What's the best defense to survive and thrive amid the pandemic?
Studies from Pew Research reveal religious faith has grown amid the pandemic. One survey shows roughly 30 percent of Americans have a stronger personal faith because of it.
SPECIAL SECTION: Coronavirus
It's midweek on the sidewalk outside Good Samaritan Hospital in West Palm Beach where ambulances are passing and a team of "prayer warriors" are praying.
They're an eclectic army that includes a cardiologist and evangelist, a cancer survivor, a filmmaker and a media executive still in mourning.
"COVID is real. And when you lose when of your best friends to it -- it's real, and it hurts," said Barry Alsobrook, CEO of The Active Kingdom Entertainment Network. "The virus, who it goes after. It can go after anybody."
And in response, Dr. Chauncey W. Crandall, a local cardiologist and evangelist is bringing what he calls the best defense against COVID to the sidewalks of four area hospitals across Palm Beach County on Friday evening from 6 p.m. to 9 p.m.
"To free these hospitals of these people who are sick and dying. Prayer is the weapon that I'm calling out this weekend," Dr. Crandall said. "We're praying for the patients, the health care workers, doctors, nurses, assistants, janitors, the aides -- all the medical staff. They all need our prayer."
Over the last year, studies from Pew Research reveal 28 percent of Americans say COVID-19 has strengthened their faith. The biggest increase has been among white evangelicals at 49 percent.
Data also shows more than a third of people believe the pandemic carries a lesson or lessons from God.
"Careers, money, fame -- none of [that] stuff means anything when you're lying in intensive care unit not knowing if you're ever going to see family again," said Todd Shoemaker, author and cancer survivor.
Clarity Health Solutions psychotherapist Jennifer Tomko isn't surprised by the data or the public displays of faith.
"It's empowering," Tomko said. "It creates purpose around everything that we're going through. It changes our thoughts and feelings around it all because it gives us an opportunity to feel like we're giving back to the people who are suffering. It's an expression of empathy."
Tomko also says oxytocin or the "love hormone" is released, which supports community building.

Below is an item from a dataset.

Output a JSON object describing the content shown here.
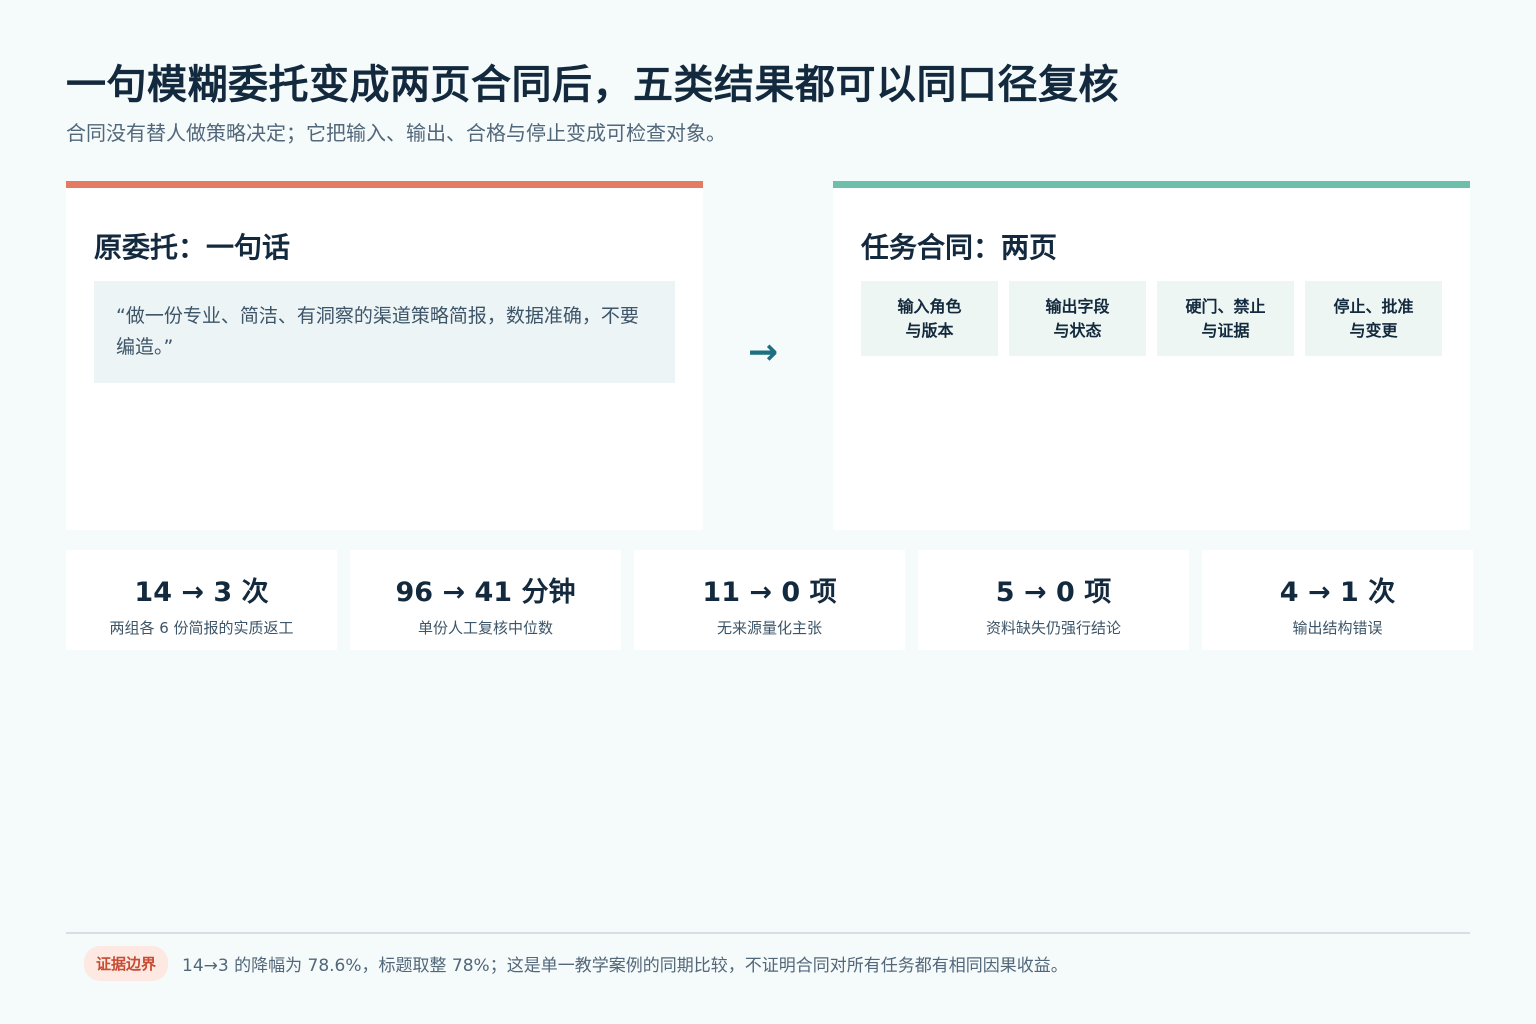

"It gives people that sense of grounding or that companionship you get through fellowship," she said.
Tim Popadic said it's a connection the country needs amid the COIVD-19 surge.
"This is something that we're going to get aggressive about," Popadic said. "What the community needs is for people to get activated in their faith and go and pray at hospitals."
The people behind this Friday's "Prayer for the City" are open to coming to you.
If you would like to request a visitation, text "prayer" to 855-932-3081 or click here.